When dealing with data storage, you can track data through spreadsheets and visualization tools (i.e. Tableau). When you’re looking at databases for advanced analytics, make sure it’s secure and user friendly. A key part of data storage is to examine data and we do this through data inspection.
During the development phase, we focus on model selection and evaluation.
There are three types of models you can select when implementing intelligent attribution modeling. These three models include out of the box models, custom models, and AI-driven models.
Out of the box models include first touch attribution, last touch attribution, linear attribution, time decay attribution, and position based attribution. Out of the box models are the easiest to use, but the accuracy of the data is the lowest.
Custom models are useful when you want to build a model that is tailored just for your company. Custom models are not as easy to use, but the accuracy is better than out of the box.
AI-driven models use machine learning to try and understand when things are not always in a given sequence or something is changing rapidly. Just like custom models, AI driven models are not easy to use, but accuracy is the best option of the three.
When you evaluate these models and consider which is best for your company, key factors to focus on include time/resources, budget, and effort/skill sets.
In the last phase of the Attribution Modeling Lifecycle, we focus on model deployment and tuning.
The model we choose is only as good as what it tells us to do. This means that the reporting capabilities of our chosen model equates to how valuable attribution modeling can be in your business. Effective data visualization charts should be clear, clean, complete, concise, cited, and conclusive.

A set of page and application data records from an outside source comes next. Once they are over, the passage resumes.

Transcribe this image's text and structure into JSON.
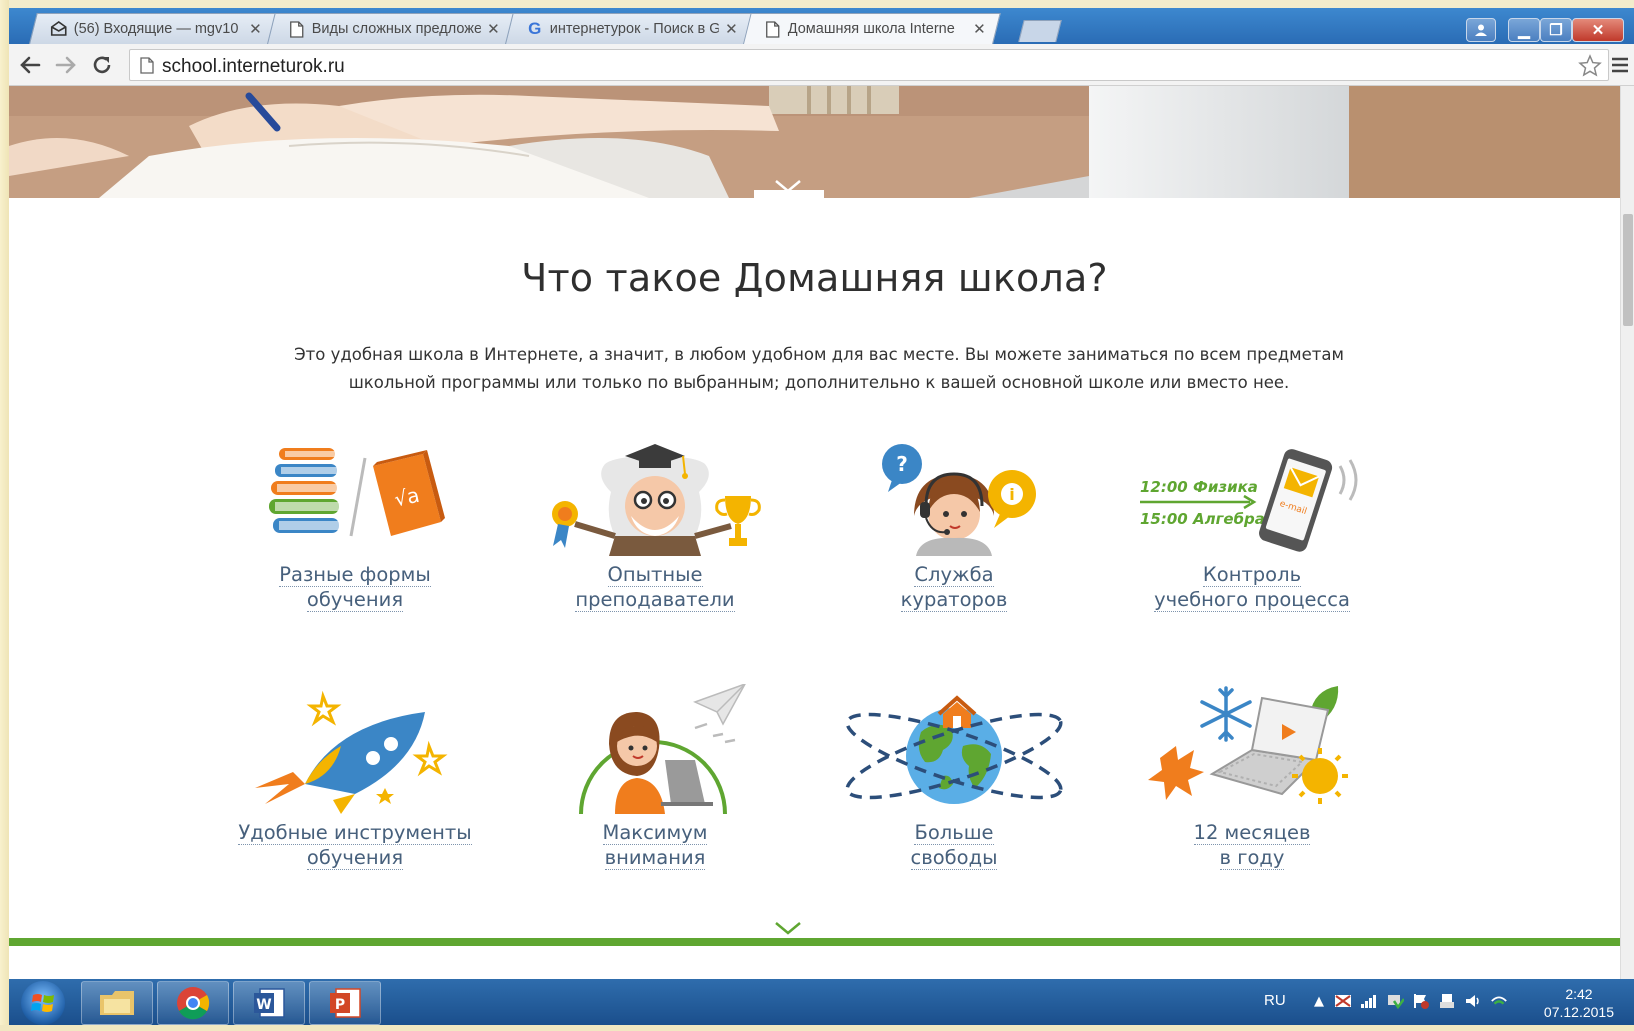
{
  "browser": {
    "tabs": [
      {
        "title": "(56) Входящие — mgv10",
        "icon": "mail-icon"
      },
      {
        "title": "Виды сложных предложе",
        "icon": "page-icon"
      },
      {
        "title": "интернетурок - Поиск в G",
        "icon": "google-icon"
      },
      {
        "title": "Домашняя школа Interne",
        "icon": "page-icon",
        "active": true
      }
    ],
    "url": "school.interneturok.ru"
  },
  "page": {
    "title": "Что такое Домашняя школа?",
    "intro_line1": "Это удобная школа в Интернете, а значит, в любом удобном для вас месте. Вы можете заниматься по всем предметам",
    "intro_line2": "школьной программы или только по выбранным; дополнительно к вашей основной школе или вместо нее.",
    "features": [
      {
        "line1": "Разные формы",
        "line2": "обучения",
        "icon": "books-icon"
      },
      {
        "line1": "Опытные",
        "line2": "преподаватели",
        "icon": "professor-icon"
      },
      {
        "line1": "Служба",
        "line2": "кураторов",
        "icon": "curator-icon"
      },
      {
        "line1": "Контроль",
        "line2": "учебного процесса",
        "icon": "phone-schedule-icon"
      },
      {
        "line1": "Удобные инструменты",
        "line2": "обучения",
        "icon": "rocket-icon"
      },
      {
        "line1": "Максимум",
        "line2": "внимания",
        "icon": "student-laptop-icon"
      },
      {
        "line1": "Больше",
        "line2": "свободы",
        "icon": "globe-icon"
      },
      {
        "line1": "12 месяцев",
        "line2": "в году",
        "icon": "seasons-laptop-icon"
      }
    ],
    "schedule": {
      "row1": "12:00 Физика",
      "row2": "15:00 Алгебра",
      "email_label": "e-mail"
    },
    "math_symbol": "√a"
  },
  "taskbar": {
    "language": "RU",
    "time": "2:42",
    "date": "07.12.2015"
  },
  "colors": {
    "link": "#47607c",
    "accent_green": "#5fa631",
    "orange": "#f07d1d",
    "blue": "#3b86c6"
  }
}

Ready to discover these and other important AI concepts? Sign up for the AI Academy today.